“I found Jackson first,” she said as she cried. “I saw his little body in his Blazers’ jersey. His eyes looking up. Looking nowhere. I knew he was hurt badly.” She said she heard children crying “Mom!” from many directions, but none of them were her son, until he said “Mama, I’m here. I was on the other side.”
She said she found her son unharmed. Her daughter was also not physically hurt, but “the pain and terror continued.” Gonzalez said she suffers from guilt and post-traumatic stress disorder that has forced her to quit her job as a teacher.
She said she could not forgive Brooks because he has shown no remorse.

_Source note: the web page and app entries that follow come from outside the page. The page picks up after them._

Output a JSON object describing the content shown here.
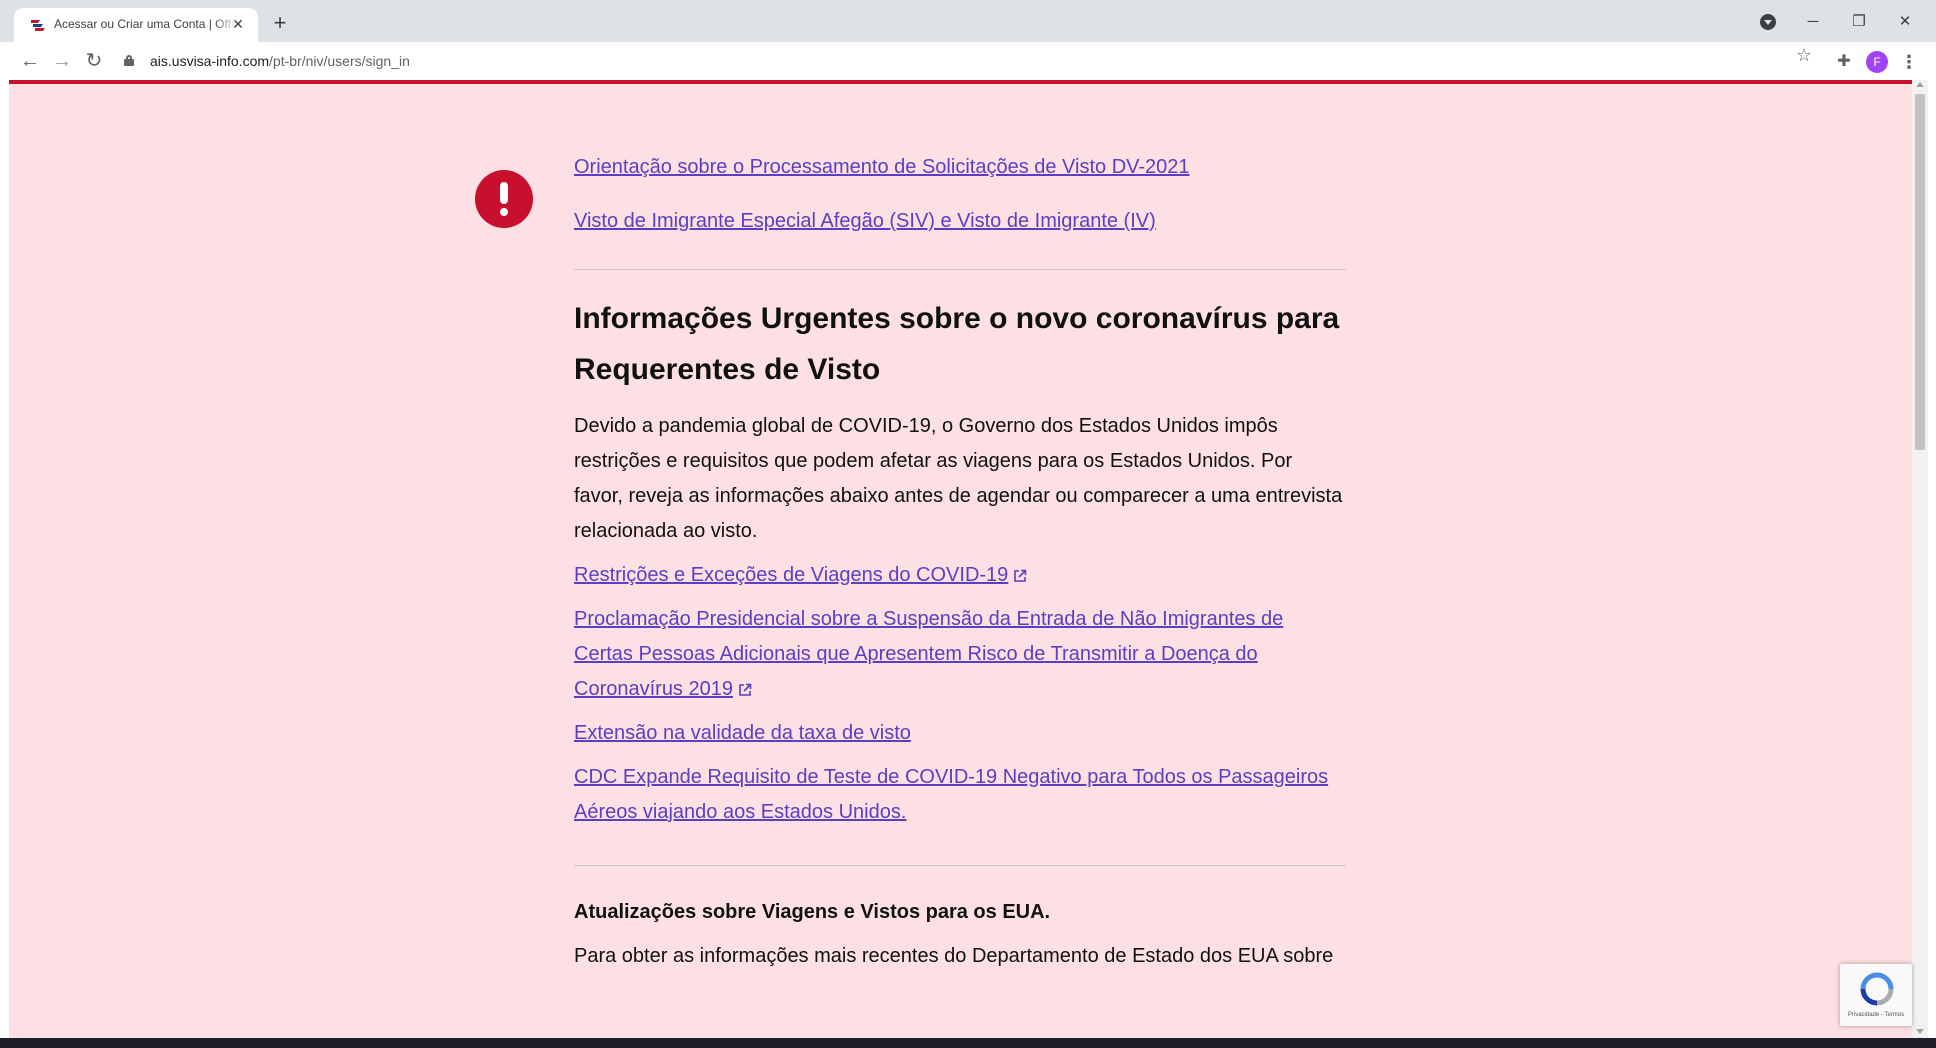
{
  "browser": {
    "tab_title": "Acessar ou Criar uma Conta | Official U.S. Department of State Visa Appointment Service",
    "new_tab_label": "+",
    "url_domain": "ais.usvisa-info.com",
    "url_path": "/pt-br/niv/users/sign_in",
    "profile_initial": "F",
    "icons": [
      "back-arrow-icon",
      "forward-arrow-icon",
      "reload-icon",
      "lock-icon",
      "star-icon",
      "extensions-puzzle-icon",
      "kebab-menu-icon",
      "tab-search-icon",
      "minimize-icon",
      "restore-icon",
      "close-icon"
    ]
  },
  "page": {
    "top_links": [
      "Orientação sobre o Processamento de Solicitações de Visto DV-2021",
      "Visto de Imigrante Especial Afegão (SIV) e Visto de Imigrante (IV)"
    ],
    "urgent": {
      "heading": "Informações Urgentes sobre o novo coronavírus para Requerentes de Visto",
      "body": "Devido a pandemia global de COVID-19, o Governo dos Estados Unidos impôs restrições e requisitos que podem afetar as viagens para os Estados Unidos. Por favor, reveja as informações abaixo antes de agendar ou comparecer a uma entrevista relacionada ao visto.",
      "links": {
        "restrictions": "Restrições e Exceções de Viagens do COVID-19",
        "proclamation": "Proclamação Presidencial sobre a Suspensão da Entrada de Não Imigrantes de Certas Pessoas Adicionais que Apresentem Risco de Transmitir a Doença do Coronavírus 2019",
        "fee_extension": "Extensão na validade da taxa de visto",
        "cdc": "CDC Expande Requisito de Teste de COVID-19 Negativo para Todos os Passageiros Aéreos viajando aos Estados Unidos."
      }
    },
    "updates": {
      "heading": "Atualizações sobre Viagens e Vistos para os EUA.",
      "body": "Para obter as informações mais recentes do Departamento de Estado dos EUA sobre"
    },
    "recaptcha_footer": "Privacidade - Termos"
  },
  "colors": {
    "page_background": "#fde0e3",
    "accent_red": "#c8102e",
    "link": "#5a3fc0"
  }
}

“When he suggested he could’ve hit more, he was wrong. He hit everyone,” she said. “The toll this event has taken on everyone, physical or not, is tremendous.”
Another victim, Lori Lochen, was walking in the parade with her “church family,” the Catholic Community of Waukesha. She told Brooks that he robbed her of her sense of peace and personal safety.
“You never gave me a chance,” she said. “I turned around and it was only seconds before you hit me square on … the searing pain of that blow is as clear to me today as it was a year ago.”
Tuesday morning’s statements were emotional — the judge and prosecutors dabbed their eyes at times.
Brooks told the judge this month that nine people will speak on his behalf, including his mother.
The monthlong trial was punctuated by erratic outbursts from Brooks, who refused to answer to his own name, frequently interrupted Dorow and often refused to stop talking. The judge often had bailiffs move him to another courtroom where he could participate via video but she could mute his microphone.
After he was removed from the main courtroom during jury selection, he removed his shirt, sat on the defense table bare-chested and stuck down his pants a sign he’d been given to signal objections. Later in the trial, he built a small fort out of his boxes of legal documents and hid behind it so the camera couldn’t pick up his face.
Dorow said in a memo to Brooks and prosecutors this month that she has received emails, letters, cards and gifts, including candy and other food, in connection with the case.
Any perception of judicial bias against Brooks could provide him with grounds for an appeal.
Dorow wrote that the gifts will not influence her sentencing decision, saying that she has taken “every step possible” to not read the correspondence and that she has distributed the candy among the clerk of court’s staff.
The Milwaukee Journal Sentinel reported that much of the correspondence came from livestream viewers who praised the judge’s handling of a difficult case.